*** RECORDS ***
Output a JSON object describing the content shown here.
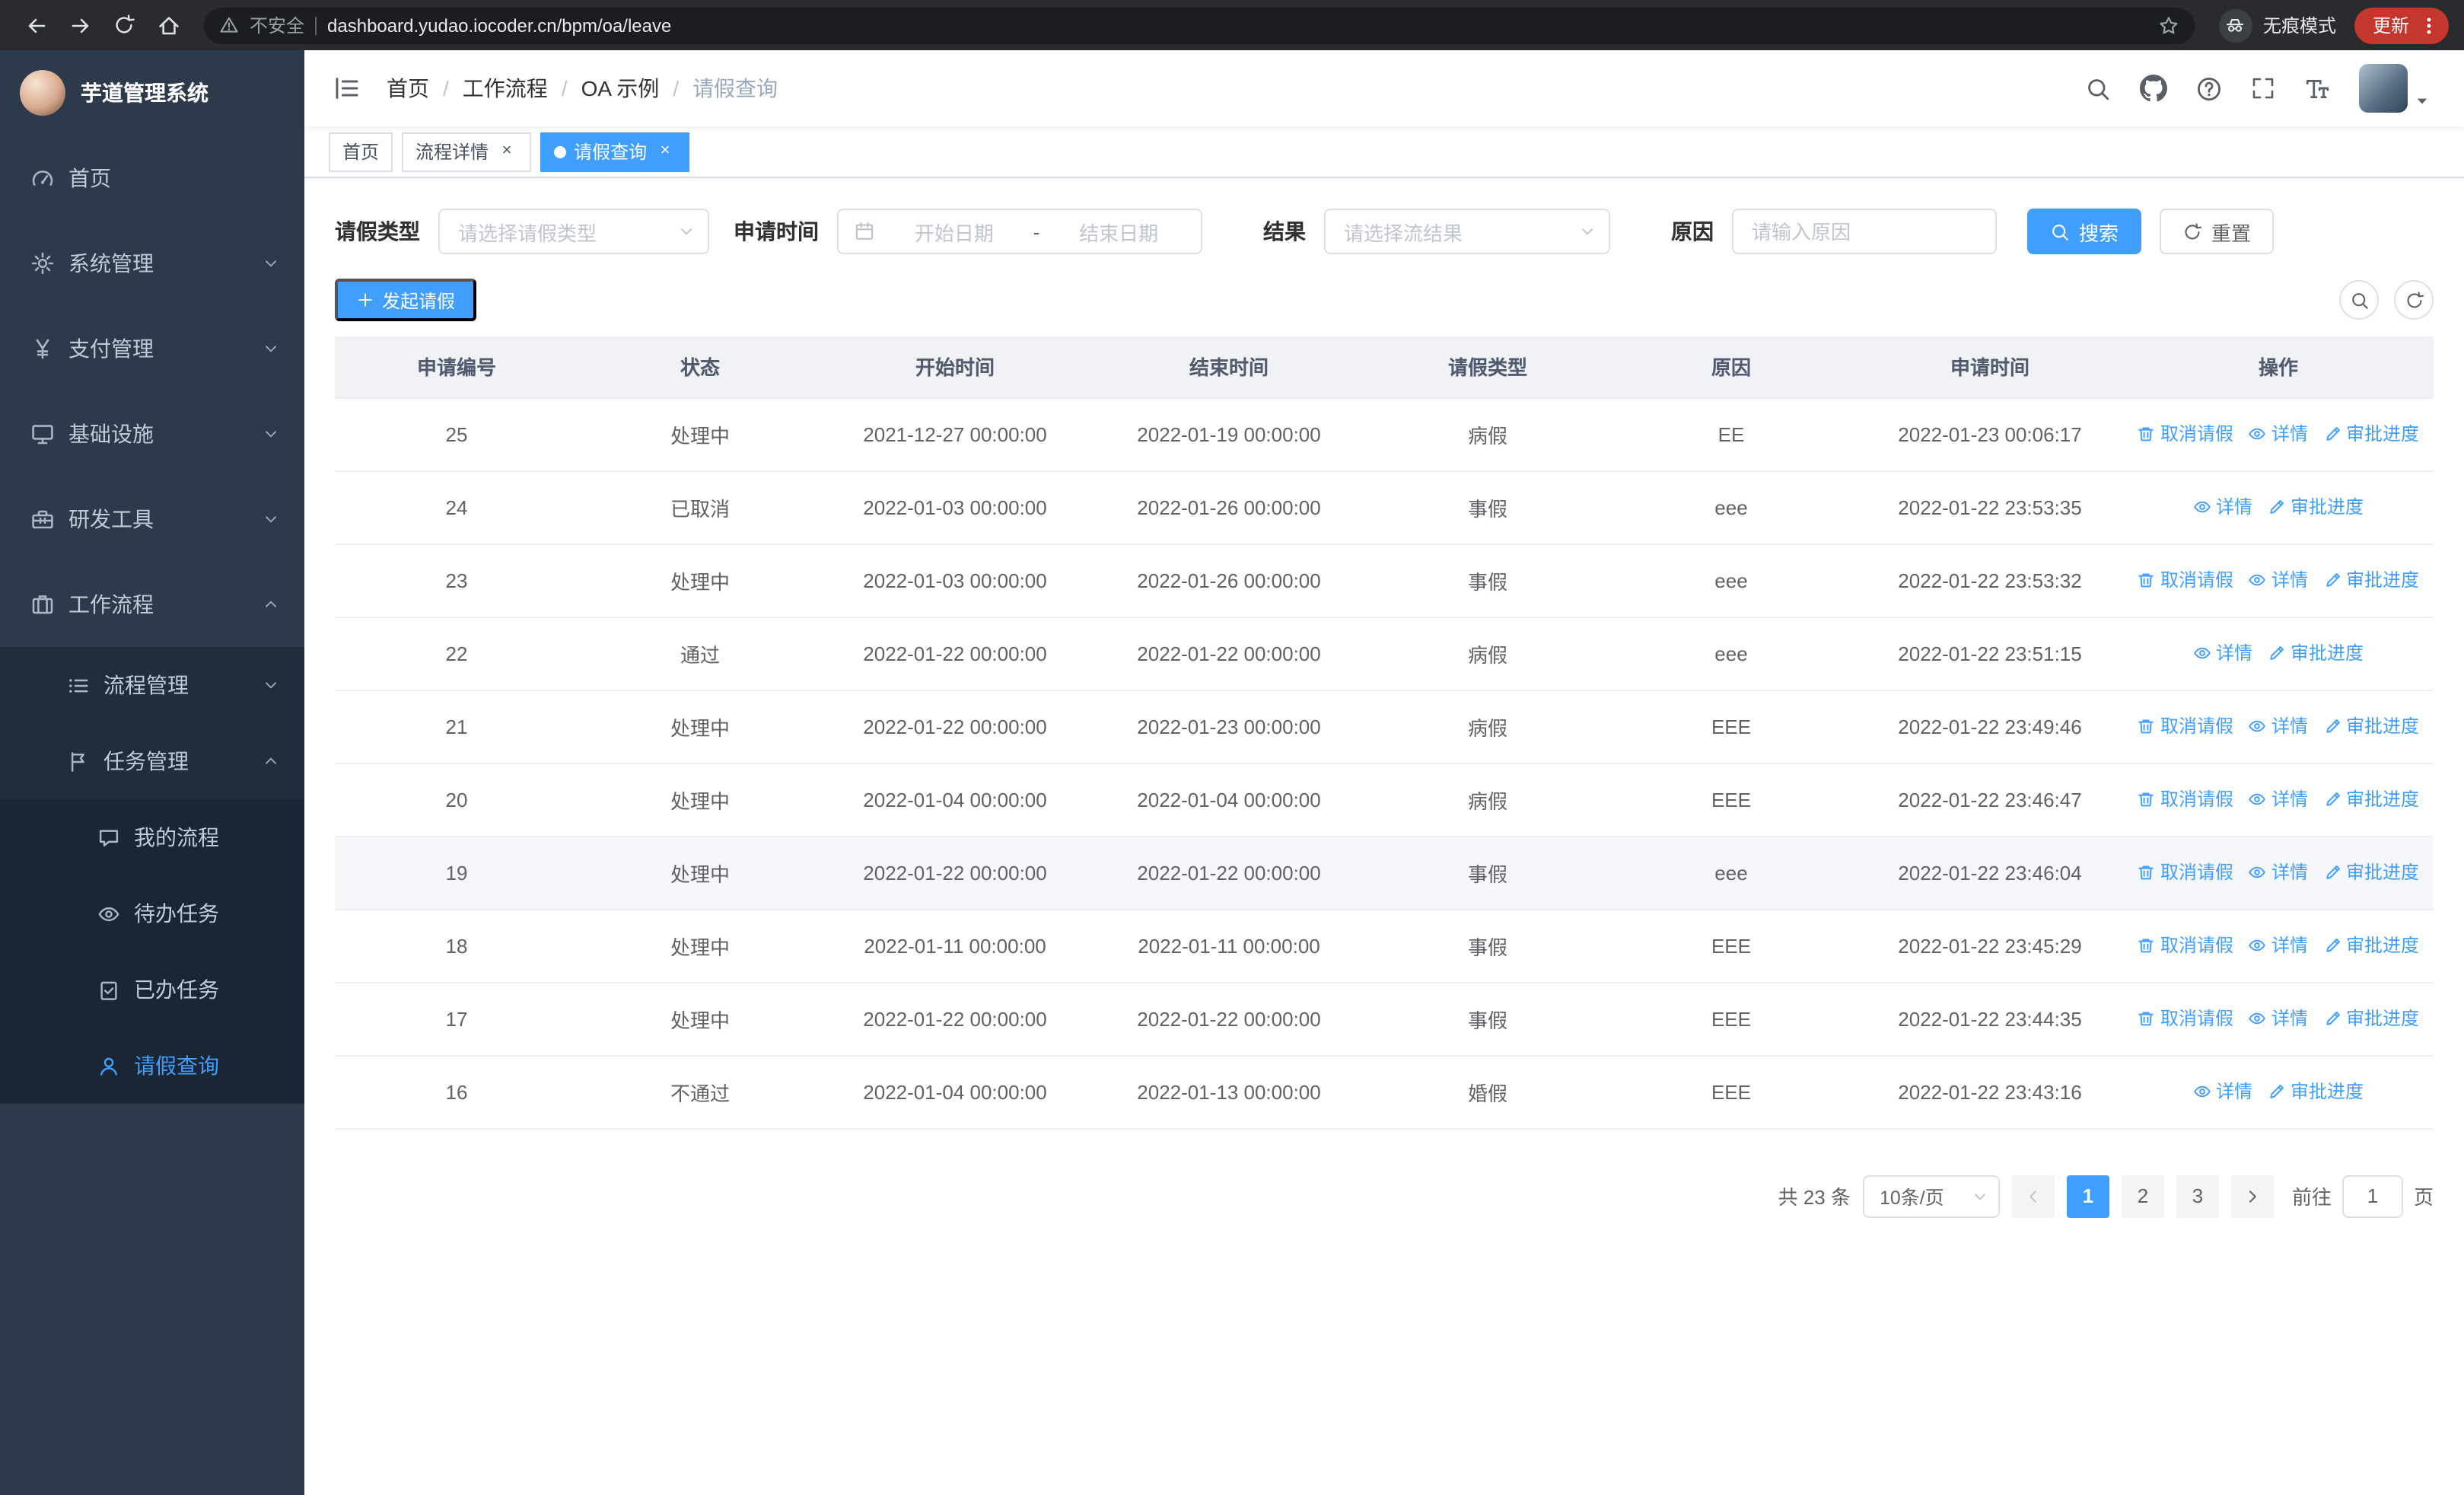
{
  "browser": {
    "security_label": "不安全",
    "url": "dashboard.yudao.iocoder.cn/bpm/oa/leave",
    "incognito_label": "无痕模式",
    "update_label": "更新"
  },
  "sidebar": {
    "app_title": "芋道管理系统",
    "items": [
      {
        "label": "首页"
      },
      {
        "label": "系统管理"
      },
      {
        "label": "支付管理"
      },
      {
        "label": "基础设施"
      },
      {
        "label": "研发工具"
      },
      {
        "label": "工作流程"
      },
      {
        "label": "流程管理"
      },
      {
        "label": "任务管理"
      },
      {
        "label": "我的流程"
      },
      {
        "label": "待办任务"
      },
      {
        "label": "已办任务"
      },
      {
        "label": "请假查询"
      }
    ]
  },
  "navbar": {
    "breadcrumb": [
      "首页",
      "工作流程",
      "OA 示例",
      "请假查询"
    ]
  },
  "tabs": [
    {
      "label": "首页"
    },
    {
      "label": "流程详情"
    },
    {
      "label": "请假查询"
    }
  ],
  "filters": {
    "leave_type_label": "请假类型",
    "leave_type_placeholder": "请选择请假类型",
    "apply_time_label": "申请时间",
    "start_date_placeholder": "开始日期",
    "range_separator": "-",
    "end_date_placeholder": "结束日期",
    "result_label": "结果",
    "result_placeholder": "请选择流结果",
    "reason_label": "原因",
    "reason_placeholder": "请输入原因",
    "search_label": "搜索",
    "reset_label": "重置"
  },
  "toolbar": {
    "create_label": "发起请假"
  },
  "table": {
    "columns": [
      "申请编号",
      "状态",
      "开始时间",
      "结束时间",
      "请假类型",
      "原因",
      "申请时间",
      "操作"
    ],
    "action_labels": {
      "cancel": "取消请假",
      "detail": "详情",
      "progress": "审批进度"
    },
    "rows": [
      {
        "id": "25",
        "status": "处理中",
        "start": "2021-12-27 00:00:00",
        "end": "2022-01-19 00:00:00",
        "type": "病假",
        "reason": "EE",
        "apply_time": "2022-01-23 00:06:17",
        "actions": [
          "cancel",
          "detail",
          "progress"
        ],
        "highlighted": false
      },
      {
        "id": "24",
        "status": "已取消",
        "start": "2022-01-03 00:00:00",
        "end": "2022-01-26 00:00:00",
        "type": "事假",
        "reason": "eee",
        "apply_time": "2022-01-22 23:53:35",
        "actions": [
          "detail",
          "progress"
        ],
        "highlighted": false
      },
      {
        "id": "23",
        "status": "处理中",
        "start": "2022-01-03 00:00:00",
        "end": "2022-01-26 00:00:00",
        "type": "事假",
        "reason": "eee",
        "apply_time": "2022-01-22 23:53:32",
        "actions": [
          "cancel",
          "detail",
          "progress"
        ],
        "highlighted": false
      },
      {
        "id": "22",
        "status": "通过",
        "start": "2022-01-22 00:00:00",
        "end": "2022-01-22 00:00:00",
        "type": "病假",
        "reason": "eee",
        "apply_time": "2022-01-22 23:51:15",
        "actions": [
          "detail",
          "progress"
        ],
        "highlighted": false
      },
      {
        "id": "21",
        "status": "处理中",
        "start": "2022-01-22 00:00:00",
        "end": "2022-01-23 00:00:00",
        "type": "病假",
        "reason": "EEE",
        "apply_time": "2022-01-22 23:49:46",
        "actions": [
          "cancel",
          "detail",
          "progress"
        ],
        "highlighted": false
      },
      {
        "id": "20",
        "status": "处理中",
        "start": "2022-01-04 00:00:00",
        "end": "2022-01-04 00:00:00",
        "type": "病假",
        "reason": "EEE",
        "apply_time": "2022-01-22 23:46:47",
        "actions": [
          "cancel",
          "detail",
          "progress"
        ],
        "highlighted": false
      },
      {
        "id": "19",
        "status": "处理中",
        "start": "2022-01-22 00:00:00",
        "end": "2022-01-22 00:00:00",
        "type": "事假",
        "reason": "eee",
        "apply_time": "2022-01-22 23:46:04",
        "actions": [
          "cancel",
          "detail",
          "progress"
        ],
        "highlighted": true
      },
      {
        "id": "18",
        "status": "处理中",
        "start": "2022-01-11 00:00:00",
        "end": "2022-01-11 00:00:00",
        "type": "事假",
        "reason": "EEE",
        "apply_time": "2022-01-22 23:45:29",
        "actions": [
          "cancel",
          "detail",
          "progress"
        ],
        "highlighted": false
      },
      {
        "id": "17",
        "status": "处理中",
        "start": "2022-01-22 00:00:00",
        "end": "2022-01-22 00:00:00",
        "type": "事假",
        "reason": "EEE",
        "apply_time": "2022-01-22 23:44:35",
        "actions": [
          "cancel",
          "detail",
          "progress"
        ],
        "highlighted": false
      },
      {
        "id": "16",
        "status": "不通过",
        "start": "2022-01-04 00:00:00",
        "end": "2022-01-13 00:00:00",
        "type": "婚假",
        "reason": "EEE",
        "apply_time": "2022-01-22 23:43:16",
        "actions": [
          "detail",
          "progress"
        ],
        "highlighted": false
      }
    ]
  },
  "pagination": {
    "total_text": "共 23 条",
    "page_size": "10条/页",
    "pages": [
      "1",
      "2",
      "3"
    ],
    "active_page": "1",
    "goto_prefix": "前往",
    "goto_value": "1",
    "goto_suffix": "页"
  },
  "colors": {
    "primary": "#409eff",
    "sidebar_bg": "#2d3a4b",
    "sidebar_sub_bg": "#222d3c",
    "table_header_bg": "#f0f2f5",
    "update_pill": "#c5372c"
  }
}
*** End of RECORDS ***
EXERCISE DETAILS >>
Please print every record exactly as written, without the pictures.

WRITTEN SOLUTION >>
Output a JSON object describing the content shown here.
{
  "browser": {
    "security_label": "不安全",
    "url": "dashboard.yudao.iocoder.cn/bpm/oa/leave",
    "incognito_label": "无痕模式",
    "update_label": "更新"
  },
  "sidebar": {
    "app_title": "芋道管理系统",
    "items": [
      {
        "label": "首页"
      },
      {
        "label": "系统管理"
      },
      {
        "label": "支付管理"
      },
      {
        "label": "基础设施"
      },
      {
        "label": "研发工具"
      },
      {
        "label": "工作流程"
      },
      {
        "label": "流程管理"
      },
      {
        "label": "任务管理"
      },
      {
        "label": "我的流程"
      },
      {
        "label": "待办任务"
      },
      {
        "label": "已办任务"
      },
      {
        "label": "请假查询"
      }
    ]
  },
  "navbar": {
    "breadcrumb": [
      "首页",
      "工作流程",
      "OA 示例",
      "请假查询"
    ]
  },
  "tabs": [
    {
      "label": "首页"
    },
    {
      "label": "流程详情"
    },
    {
      "label": "请假查询"
    }
  ],
  "filters": {
    "leave_type_label": "请假类型",
    "leave_type_placeholder": "请选择请假类型",
    "apply_time_label": "申请时间",
    "start_date_placeholder": "开始日期",
    "range_separator": "-",
    "end_date_placeholder": "结束日期",
    "result_label": "结果",
    "result_placeholder": "请选择流结果",
    "reason_label": "原因",
    "reason_placeholder": "请输入原因",
    "search_label": "搜索",
    "reset_label": "重置"
  },
  "toolbar": {
    "create_label": "发起请假"
  },
  "table": {
    "columns": [
      "申请编号",
      "状态",
      "开始时间",
      "结束时间",
      "请假类型",
      "原因",
      "申请时间",
      "操作"
    ],
    "action_labels": {
      "cancel": "取消请假",
      "detail": "详情",
      "progress": "审批进度"
    },
    "rows": [
      {
        "id": "25",
        "status": "处理中",
        "start": "2021-12-27 00:00:00",
        "end": "2022-01-19 00:00:00",
        "type": "病假",
        "reason": "EE",
        "apply_time": "2022-01-23 00:06:17",
        "actions": [
          "cancel",
          "detail",
          "progress"
        ],
        "highlighted": false
      },
      {
        "id": "24",
        "status": "已取消",
        "start": "2022-01-03 00:00:00",
        "end": "2022-01-26 00:00:00",
        "type": "事假",
        "reason": "eee",
        "apply_time": "2022-01-22 23:53:35",
        "actions": [
          "detail",
          "progress"
        ],
        "highlighted": false
      },
      {
        "id": "23",
        "status": "处理中",
        "start": "2022-01-03 00:00:00",
        "end": "2022-01-26 00:00:00",
        "type": "事假",
        "reason": "eee",
        "apply_time": "2022-01-22 23:53:32",
        "actions": [
          "cancel",
          "detail",
          "progress"
        ],
        "highlighted": false
      },
      {
        "id": "22",
        "status": "通过",
        "start": "2022-01-22 00:00:00",
        "end": "2022-01-22 00:00:00",
        "type": "病假",
        "reason": "eee",
        "apply_time": "2022-01-22 23:51:15",
        "actions": [
          "detail",
          "progress"
        ],
        "highlighted": false
      },
      {
        "id": "21",
        "status": "处理中",
        "start": "2022-01-22 00:00:00",
        "end": "2022-01-23 00:00:00",
        "type": "病假",
        "reason": "EEE",
        "apply_time": "2022-01-22 23:49:46",
        "actions": [
          "cancel",
          "detail",
          "progress"
        ],
        "highlighted": false
      },
      {
        "id": "20",
        "status": "处理中",
        "start": "2022-01-04 00:00:00",
        "end": "2022-01-04 00:00:00",
        "type": "病假",
        "reason": "EEE",
        "apply_time": "2022-01-22 23:46:47",
        "actions": [
          "cancel",
          "detail",
          "progress"
        ],
        "highlighted": false
      },
      {
        "id": "19",
        "status": "处理中",
        "start": "2022-01-22 00:00:00",
        "end": "2022-01-22 00:00:00",
        "type": "事假",
        "reason": "eee",
        "apply_time": "2022-01-22 23:46:04",
        "actions": [
          "cancel",
          "detail",
          "progress"
        ],
        "highlighted": true
      },
      {
        "id": "18",
        "status": "处理中",
        "start": "2022-01-11 00:00:00",
        "end": "2022-01-11 00:00:00",
        "type": "事假",
        "reason": "EEE",
        "apply_time": "2022-01-22 23:45:29",
        "actions": [
          "cancel",
          "detail",
          "progress"
        ],
        "highlighted": false
      },
      {
        "id": "17",
        "status": "处理中",
        "start": "2022-01-22 00:00:00",
        "end": "2022-01-22 00:00:00",
        "type": "事假",
        "reason": "EEE",
        "apply_time": "2022-01-22 23:44:35",
        "actions": [
          "cancel",
          "detail",
          "progress"
        ],
        "highlighted": false
      },
      {
        "id": "16",
        "status": "不通过",
        "start": "2022-01-04 00:00:00",
        "end": "2022-01-13 00:00:00",
        "type": "婚假",
        "reason": "EEE",
        "apply_time": "2022-01-22 23:43:16",
        "actions": [
          "detail",
          "progress"
        ],
        "highlighted": false
      }
    ]
  },
  "pagination": {
    "total_text": "共 23 条",
    "page_size": "10条/页",
    "pages": [
      "1",
      "2",
      "3"
    ],
    "active_page": "1",
    "goto_prefix": "前往",
    "goto_value": "1",
    "goto_suffix": "页"
  },
  "colors": {
    "primary": "#409eff",
    "sidebar_bg": "#2d3a4b",
    "sidebar_sub_bg": "#222d3c",
    "table_header_bg": "#f0f2f5",
    "update_pill": "#c5372c"
  }
}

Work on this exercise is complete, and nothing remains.